- [Records]:
= = =
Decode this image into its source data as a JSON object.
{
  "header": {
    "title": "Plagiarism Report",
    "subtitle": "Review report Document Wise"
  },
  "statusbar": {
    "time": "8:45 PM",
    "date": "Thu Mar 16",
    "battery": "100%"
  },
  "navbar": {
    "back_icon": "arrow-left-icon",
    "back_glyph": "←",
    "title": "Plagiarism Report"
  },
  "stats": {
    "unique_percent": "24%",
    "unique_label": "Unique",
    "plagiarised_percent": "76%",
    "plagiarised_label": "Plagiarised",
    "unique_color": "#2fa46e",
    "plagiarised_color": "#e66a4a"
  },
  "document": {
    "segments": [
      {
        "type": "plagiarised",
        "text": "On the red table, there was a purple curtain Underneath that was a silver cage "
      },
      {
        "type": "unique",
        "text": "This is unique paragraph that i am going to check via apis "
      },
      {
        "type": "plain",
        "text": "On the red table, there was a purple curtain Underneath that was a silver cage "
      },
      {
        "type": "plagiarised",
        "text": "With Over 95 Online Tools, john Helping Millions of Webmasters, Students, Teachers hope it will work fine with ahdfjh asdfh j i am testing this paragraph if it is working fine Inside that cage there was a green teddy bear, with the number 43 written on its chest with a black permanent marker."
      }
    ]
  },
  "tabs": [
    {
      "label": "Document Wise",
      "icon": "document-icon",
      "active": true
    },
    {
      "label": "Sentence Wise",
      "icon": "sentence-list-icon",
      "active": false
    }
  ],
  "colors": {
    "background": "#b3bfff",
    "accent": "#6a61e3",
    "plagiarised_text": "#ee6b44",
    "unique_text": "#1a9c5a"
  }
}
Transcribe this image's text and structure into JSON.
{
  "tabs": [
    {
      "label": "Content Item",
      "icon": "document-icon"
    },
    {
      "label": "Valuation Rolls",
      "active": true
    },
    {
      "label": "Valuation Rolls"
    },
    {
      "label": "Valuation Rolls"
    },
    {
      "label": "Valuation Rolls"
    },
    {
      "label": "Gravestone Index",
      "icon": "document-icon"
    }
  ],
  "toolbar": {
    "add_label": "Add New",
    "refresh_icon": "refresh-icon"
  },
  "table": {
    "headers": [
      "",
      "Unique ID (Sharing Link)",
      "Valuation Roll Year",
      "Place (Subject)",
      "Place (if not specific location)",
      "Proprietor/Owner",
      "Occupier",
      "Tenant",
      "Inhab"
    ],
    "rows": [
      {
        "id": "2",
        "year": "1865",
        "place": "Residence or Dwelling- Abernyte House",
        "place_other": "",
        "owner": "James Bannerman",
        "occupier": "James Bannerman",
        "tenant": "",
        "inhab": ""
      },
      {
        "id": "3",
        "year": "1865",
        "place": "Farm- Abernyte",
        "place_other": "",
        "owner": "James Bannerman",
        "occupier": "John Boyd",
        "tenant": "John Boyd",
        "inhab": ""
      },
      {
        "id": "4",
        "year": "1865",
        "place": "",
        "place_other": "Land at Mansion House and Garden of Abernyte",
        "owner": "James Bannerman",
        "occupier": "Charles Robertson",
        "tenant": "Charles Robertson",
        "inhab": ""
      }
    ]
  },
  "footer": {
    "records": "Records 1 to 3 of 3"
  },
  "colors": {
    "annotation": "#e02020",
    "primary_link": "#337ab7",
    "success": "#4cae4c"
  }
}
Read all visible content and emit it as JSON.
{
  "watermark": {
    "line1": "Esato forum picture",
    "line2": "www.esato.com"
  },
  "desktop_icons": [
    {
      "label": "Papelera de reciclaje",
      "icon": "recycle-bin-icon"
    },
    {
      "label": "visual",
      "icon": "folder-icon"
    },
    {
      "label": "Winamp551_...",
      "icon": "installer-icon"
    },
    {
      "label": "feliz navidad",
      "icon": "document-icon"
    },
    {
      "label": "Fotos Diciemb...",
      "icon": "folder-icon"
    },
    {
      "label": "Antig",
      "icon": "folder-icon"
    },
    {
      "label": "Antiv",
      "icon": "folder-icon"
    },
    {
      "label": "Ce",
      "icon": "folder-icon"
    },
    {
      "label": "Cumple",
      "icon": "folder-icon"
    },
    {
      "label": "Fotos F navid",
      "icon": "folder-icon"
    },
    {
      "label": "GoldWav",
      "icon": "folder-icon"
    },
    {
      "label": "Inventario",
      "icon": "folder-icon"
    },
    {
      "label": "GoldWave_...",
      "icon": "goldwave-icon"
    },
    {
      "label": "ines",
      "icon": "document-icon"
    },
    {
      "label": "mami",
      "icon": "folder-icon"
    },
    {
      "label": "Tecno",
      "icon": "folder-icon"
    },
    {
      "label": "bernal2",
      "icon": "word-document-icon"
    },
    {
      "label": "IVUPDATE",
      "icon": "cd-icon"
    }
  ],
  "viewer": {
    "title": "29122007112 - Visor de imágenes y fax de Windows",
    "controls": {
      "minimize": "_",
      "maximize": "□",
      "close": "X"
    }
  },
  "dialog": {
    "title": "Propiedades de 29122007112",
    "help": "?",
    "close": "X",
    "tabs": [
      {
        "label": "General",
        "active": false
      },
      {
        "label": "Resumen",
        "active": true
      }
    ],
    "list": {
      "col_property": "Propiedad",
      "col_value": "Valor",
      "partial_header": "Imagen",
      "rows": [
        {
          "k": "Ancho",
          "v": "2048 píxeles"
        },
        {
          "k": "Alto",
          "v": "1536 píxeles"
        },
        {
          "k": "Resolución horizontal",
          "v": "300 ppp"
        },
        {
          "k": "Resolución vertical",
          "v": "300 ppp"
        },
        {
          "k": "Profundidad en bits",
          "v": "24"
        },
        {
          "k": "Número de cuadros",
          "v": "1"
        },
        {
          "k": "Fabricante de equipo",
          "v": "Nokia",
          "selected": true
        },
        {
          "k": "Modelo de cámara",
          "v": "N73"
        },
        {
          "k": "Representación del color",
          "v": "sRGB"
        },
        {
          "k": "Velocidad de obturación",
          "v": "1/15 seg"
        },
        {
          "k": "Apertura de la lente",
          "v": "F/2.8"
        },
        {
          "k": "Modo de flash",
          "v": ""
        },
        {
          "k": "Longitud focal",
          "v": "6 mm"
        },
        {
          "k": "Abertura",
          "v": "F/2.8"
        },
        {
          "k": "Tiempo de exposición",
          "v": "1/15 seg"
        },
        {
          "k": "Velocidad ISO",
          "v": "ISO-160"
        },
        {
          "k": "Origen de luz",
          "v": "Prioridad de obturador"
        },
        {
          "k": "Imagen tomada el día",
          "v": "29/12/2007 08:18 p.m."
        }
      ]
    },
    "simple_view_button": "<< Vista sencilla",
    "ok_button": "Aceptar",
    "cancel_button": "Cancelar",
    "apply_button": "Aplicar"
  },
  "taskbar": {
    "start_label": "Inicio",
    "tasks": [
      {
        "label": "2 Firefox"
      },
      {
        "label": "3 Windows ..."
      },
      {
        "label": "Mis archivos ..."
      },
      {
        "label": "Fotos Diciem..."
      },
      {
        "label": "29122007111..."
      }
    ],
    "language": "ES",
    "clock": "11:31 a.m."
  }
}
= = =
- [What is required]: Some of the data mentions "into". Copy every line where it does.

- [Reply]:
Decode this image into its source data as a JSON object.
Transcribe this image's text and structure into JSON.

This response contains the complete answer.